BEGIN ENTRIES SUPPLIED
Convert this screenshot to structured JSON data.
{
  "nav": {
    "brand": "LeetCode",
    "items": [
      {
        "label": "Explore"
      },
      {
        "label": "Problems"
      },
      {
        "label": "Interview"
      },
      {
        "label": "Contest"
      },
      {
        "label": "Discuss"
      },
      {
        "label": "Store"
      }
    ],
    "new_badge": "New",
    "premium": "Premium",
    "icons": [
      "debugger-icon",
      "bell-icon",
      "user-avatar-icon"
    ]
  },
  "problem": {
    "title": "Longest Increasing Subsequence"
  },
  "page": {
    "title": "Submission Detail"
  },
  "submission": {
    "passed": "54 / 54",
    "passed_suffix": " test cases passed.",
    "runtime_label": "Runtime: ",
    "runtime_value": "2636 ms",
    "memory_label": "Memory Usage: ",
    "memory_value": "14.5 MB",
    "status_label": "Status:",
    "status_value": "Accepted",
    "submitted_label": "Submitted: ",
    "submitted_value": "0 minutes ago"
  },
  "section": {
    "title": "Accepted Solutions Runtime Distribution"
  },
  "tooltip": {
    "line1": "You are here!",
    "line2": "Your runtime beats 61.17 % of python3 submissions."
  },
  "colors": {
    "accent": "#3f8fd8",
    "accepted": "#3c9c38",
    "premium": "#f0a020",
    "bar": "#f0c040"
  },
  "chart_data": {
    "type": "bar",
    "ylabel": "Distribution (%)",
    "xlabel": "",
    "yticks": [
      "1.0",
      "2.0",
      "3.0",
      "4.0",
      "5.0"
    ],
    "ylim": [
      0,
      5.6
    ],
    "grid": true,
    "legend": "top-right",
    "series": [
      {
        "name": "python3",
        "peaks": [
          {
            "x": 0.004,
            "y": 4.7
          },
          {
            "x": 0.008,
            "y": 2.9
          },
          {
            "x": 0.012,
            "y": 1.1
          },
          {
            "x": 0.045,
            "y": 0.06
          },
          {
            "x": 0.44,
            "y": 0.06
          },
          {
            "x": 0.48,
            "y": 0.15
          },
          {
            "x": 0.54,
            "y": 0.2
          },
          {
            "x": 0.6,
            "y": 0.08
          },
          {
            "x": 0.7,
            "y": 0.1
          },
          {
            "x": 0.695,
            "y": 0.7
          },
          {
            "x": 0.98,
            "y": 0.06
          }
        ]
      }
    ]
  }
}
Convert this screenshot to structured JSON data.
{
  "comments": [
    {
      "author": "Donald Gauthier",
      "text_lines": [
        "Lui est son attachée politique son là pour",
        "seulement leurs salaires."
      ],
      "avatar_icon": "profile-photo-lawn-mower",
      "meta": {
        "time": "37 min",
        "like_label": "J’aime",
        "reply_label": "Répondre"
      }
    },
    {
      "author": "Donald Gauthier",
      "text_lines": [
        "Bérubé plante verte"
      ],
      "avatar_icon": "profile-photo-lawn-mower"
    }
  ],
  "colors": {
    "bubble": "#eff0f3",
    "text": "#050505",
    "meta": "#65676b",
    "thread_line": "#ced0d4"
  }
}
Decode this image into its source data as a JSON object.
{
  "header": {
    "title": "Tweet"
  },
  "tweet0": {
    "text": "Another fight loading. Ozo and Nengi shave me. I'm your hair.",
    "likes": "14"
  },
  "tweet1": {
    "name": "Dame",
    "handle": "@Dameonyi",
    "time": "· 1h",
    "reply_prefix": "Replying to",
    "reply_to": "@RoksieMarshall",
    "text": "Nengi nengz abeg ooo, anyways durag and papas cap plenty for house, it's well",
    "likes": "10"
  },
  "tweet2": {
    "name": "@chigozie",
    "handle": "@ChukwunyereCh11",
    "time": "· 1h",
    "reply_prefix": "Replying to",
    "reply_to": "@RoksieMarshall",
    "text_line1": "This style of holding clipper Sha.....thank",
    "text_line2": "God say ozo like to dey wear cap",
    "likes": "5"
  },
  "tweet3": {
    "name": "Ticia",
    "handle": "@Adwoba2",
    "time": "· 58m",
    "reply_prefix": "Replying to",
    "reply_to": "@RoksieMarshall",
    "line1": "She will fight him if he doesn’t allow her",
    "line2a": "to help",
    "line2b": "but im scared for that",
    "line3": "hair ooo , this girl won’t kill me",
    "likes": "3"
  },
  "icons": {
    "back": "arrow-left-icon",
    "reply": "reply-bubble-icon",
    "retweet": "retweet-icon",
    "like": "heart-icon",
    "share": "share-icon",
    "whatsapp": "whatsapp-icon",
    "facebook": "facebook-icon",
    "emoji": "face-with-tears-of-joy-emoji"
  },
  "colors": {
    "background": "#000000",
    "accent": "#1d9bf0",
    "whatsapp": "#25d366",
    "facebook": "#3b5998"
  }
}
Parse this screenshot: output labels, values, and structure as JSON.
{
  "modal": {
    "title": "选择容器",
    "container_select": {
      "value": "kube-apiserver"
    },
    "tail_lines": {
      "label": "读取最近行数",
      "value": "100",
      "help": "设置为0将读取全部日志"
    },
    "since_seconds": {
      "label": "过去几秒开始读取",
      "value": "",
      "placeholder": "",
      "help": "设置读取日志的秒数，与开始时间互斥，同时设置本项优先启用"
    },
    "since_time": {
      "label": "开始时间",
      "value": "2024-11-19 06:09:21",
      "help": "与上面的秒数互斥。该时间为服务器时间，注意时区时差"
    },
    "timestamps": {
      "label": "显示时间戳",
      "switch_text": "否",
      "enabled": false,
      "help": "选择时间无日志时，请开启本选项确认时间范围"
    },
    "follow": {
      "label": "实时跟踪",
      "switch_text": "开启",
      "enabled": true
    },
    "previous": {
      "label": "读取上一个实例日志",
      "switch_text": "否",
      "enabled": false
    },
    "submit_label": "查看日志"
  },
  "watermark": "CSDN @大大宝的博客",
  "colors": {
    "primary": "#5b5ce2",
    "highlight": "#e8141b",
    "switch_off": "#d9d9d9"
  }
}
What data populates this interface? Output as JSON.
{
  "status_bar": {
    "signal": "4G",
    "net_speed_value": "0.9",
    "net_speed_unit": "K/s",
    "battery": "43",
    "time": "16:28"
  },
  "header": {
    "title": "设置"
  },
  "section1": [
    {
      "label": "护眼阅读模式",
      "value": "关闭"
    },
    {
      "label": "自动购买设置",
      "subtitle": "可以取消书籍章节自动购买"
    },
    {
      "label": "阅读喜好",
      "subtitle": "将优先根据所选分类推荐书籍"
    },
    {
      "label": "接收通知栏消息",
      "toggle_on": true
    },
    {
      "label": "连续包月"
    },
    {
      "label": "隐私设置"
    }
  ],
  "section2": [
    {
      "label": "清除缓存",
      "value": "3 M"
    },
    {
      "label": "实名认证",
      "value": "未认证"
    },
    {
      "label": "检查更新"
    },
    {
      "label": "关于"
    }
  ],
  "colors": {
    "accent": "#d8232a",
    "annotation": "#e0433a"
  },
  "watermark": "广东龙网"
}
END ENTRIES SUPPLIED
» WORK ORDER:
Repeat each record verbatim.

» RESPONSE:
Convert this screenshot to structured JSON data.
{
  "nav": {
    "brand": "LeetCode",
    "items": [
      {
        "label": "Explore"
      },
      {
        "label": "Problems"
      },
      {
        "label": "Interview"
      },
      {
        "label": "Contest"
      },
      {
        "label": "Discuss"
      },
      {
        "label": "Store"
      }
    ],
    "new_badge": "New",
    "premium": "Premium",
    "icons": [
      "debugger-icon",
      "bell-icon",
      "user-avatar-icon"
    ]
  },
  "problem": {
    "title": "Longest Increasing Subsequence"
  },
  "page": {
    "title": "Submission Detail"
  },
  "submission": {
    "passed": "54 / 54",
    "passed_suffix": " test cases passed.",
    "runtime_label": "Runtime: ",
    "runtime_value": "2636 ms",
    "memory_label": "Memory Usage: ",
    "memory_value": "14.5 MB",
    "status_label": "Status:",
    "status_value": "Accepted",
    "submitted_label": "Submitted: ",
    "submitted_value": "0 minutes ago"
  },
  "section": {
    "title": "Accepted Solutions Runtime Distribution"
  },
  "tooltip": {
    "line1": "You are here!",
    "line2": "Your runtime beats 61.17 % of python3 submissions."
  },
  "colors": {
    "accent": "#3f8fd8",
    "accepted": "#3c9c38",
    "premium": "#f0a020",
    "bar": "#f0c040"
  },
  "chart_data": {
    "type": "bar",
    "ylabel": "Distribution (%)",
    "xlabel": "",
    "yticks": [
      "1.0",
      "2.0",
      "3.0",
      "4.0",
      "5.0"
    ],
    "ylim": [
      0,
      5.6
    ],
    "grid": true,
    "legend": "top-right",
    "series": [
      {
        "name": "python3",
        "peaks": [
          {
            "x": 0.004,
            "y": 4.7
          },
          {
            "x": 0.008,
            "y": 2.9
          },
          {
            "x": 0.012,
            "y": 1.1
          },
          {
            "x": 0.045,
            "y": 0.06
          },
          {
            "x": 0.44,
            "y": 0.06
          },
          {
            "x": 0.48,
            "y": 0.15
          },
          {
            "x": 0.54,
            "y": 0.2
          },
          {
            "x": 0.6,
            "y": 0.08
          },
          {
            "x": 0.7,
            "y": 0.1
          },
          {
            "x": 0.695,
            "y": 0.7
          },
          {
            "x": 0.98,
            "y": 0.06
          }
        ]
      }
    ]
  }
}
Convert this screenshot to structured JSON data.
{
  "comments": [
    {
      "author": "Donald Gauthier",
      "text_lines": [
        "Lui est son attachée politique son là pour",
        "seulement leurs salaires."
      ],
      "avatar_icon": "profile-photo-lawn-mower",
      "meta": {
        "time": "37 min",
        "like_label": "J’aime",
        "reply_label": "Répondre"
      }
    },
    {
      "author": "Donald Gauthier",
      "text_lines": [
        "Bérubé plante verte"
      ],
      "avatar_icon": "profile-photo-lawn-mower"
    }
  ],
  "colors": {
    "bubble": "#eff0f3",
    "text": "#050505",
    "meta": "#65676b",
    "thread_line": "#ced0d4"
  }
}
Decode this image into its source data as a JSON object.
{
  "header": {
    "title": "Tweet"
  },
  "tweet0": {
    "text": "Another fight loading. Ozo and Nengi shave me. I'm your hair.",
    "likes": "14"
  },
  "tweet1": {
    "name": "Dame",
    "handle": "@Dameonyi",
    "time": "· 1h",
    "reply_prefix": "Replying to",
    "reply_to": "@RoksieMarshall",
    "text": "Nengi nengz abeg ooo, anyways durag and papas cap plenty for house, it's well",
    "likes": "10"
  },
  "tweet2": {
    "name": "@chigozie",
    "handle": "@ChukwunyereCh11",
    "time": "· 1h",
    "reply_prefix": "Replying to",
    "reply_to": "@RoksieMarshall",
    "text_line1": "This style of holding clipper Sha.....thank",
    "text_line2": "God say ozo like to dey wear cap",
    "likes": "5"
  },
  "tweet3": {
    "name": "Ticia",
    "handle": "@Adwoba2",
    "time": "· 58m",
    "reply_prefix": "Replying to",
    "reply_to": "@RoksieMarshall",
    "line1": "She will fight him if he doesn’t allow her",
    "line2a": "to help",
    "line2b": "but im scared for that",
    "line3": "hair ooo , this girl won’t kill me",
    "likes": "3"
  },
  "icons": {
    "back": "arrow-left-icon",
    "reply": "reply-bubble-icon",
    "retweet": "retweet-icon",
    "like": "heart-icon",
    "share": "share-icon",
    "whatsapp": "whatsapp-icon",
    "facebook": "facebook-icon",
    "emoji": "face-with-tears-of-joy-emoji"
  },
  "colors": {
    "background": "#000000",
    "accent": "#1d9bf0",
    "whatsapp": "#25d366",
    "facebook": "#3b5998"
  }
}
Parse this screenshot: output labels, values, and structure as JSON.
{
  "modal": {
    "title": "选择容器",
    "container_select": {
      "value": "kube-apiserver"
    },
    "tail_lines": {
      "label": "读取最近行数",
      "value": "100",
      "help": "设置为0将读取全部日志"
    },
    "since_seconds": {
      "label": "过去几秒开始读取",
      "value": "",
      "placeholder": "",
      "help": "设置读取日志的秒数，与开始时间互斥，同时设置本项优先启用"
    },
    "since_time": {
      "label": "开始时间",
      "value": "2024-11-19 06:09:21",
      "help": "与上面的秒数互斥。该时间为服务器时间，注意时区时差"
    },
    "timestamps": {
      "label": "显示时间戳",
      "switch_text": "否",
      "enabled": false,
      "help": "选择时间无日志时，请开启本选项确认时间范围"
    },
    "follow": {
      "label": "实时跟踪",
      "switch_text": "开启",
      "enabled": true
    },
    "previous": {
      "label": "读取上一个实例日志",
      "switch_text": "否",
      "enabled": false
    },
    "submit_label": "查看日志"
  },
  "watermark": "CSDN @大大宝的博客",
  "colors": {
    "primary": "#5b5ce2",
    "highlight": "#e8141b",
    "switch_off": "#d9d9d9"
  }
}
What data populates this interface? Output as JSON.
{
  "status_bar": {
    "signal": "4G",
    "net_speed_value": "0.9",
    "net_speed_unit": "K/s",
    "battery": "43",
    "time": "16:28"
  },
  "header": {
    "title": "设置"
  },
  "section1": [
    {
      "label": "护眼阅读模式",
      "value": "关闭"
    },
    {
      "label": "自动购买设置",
      "subtitle": "可以取消书籍章节自动购买"
    },
    {
      "label": "阅读喜好",
      "subtitle": "将优先根据所选分类推荐书籍"
    },
    {
      "label": "接收通知栏消息",
      "toggle_on": true
    },
    {
      "label": "连续包月"
    },
    {
      "label": "隐私设置"
    }
  ],
  "section2": [
    {
      "label": "清除缓存",
      "value": "3 M"
    },
    {
      "label": "实名认证",
      "value": "未认证"
    },
    {
      "label": "检查更新"
    },
    {
      "label": "关于"
    }
  ],
  "colors": {
    "accent": "#d8232a",
    "annotation": "#e0433a"
  },
  "watermark": "广东龙网"
}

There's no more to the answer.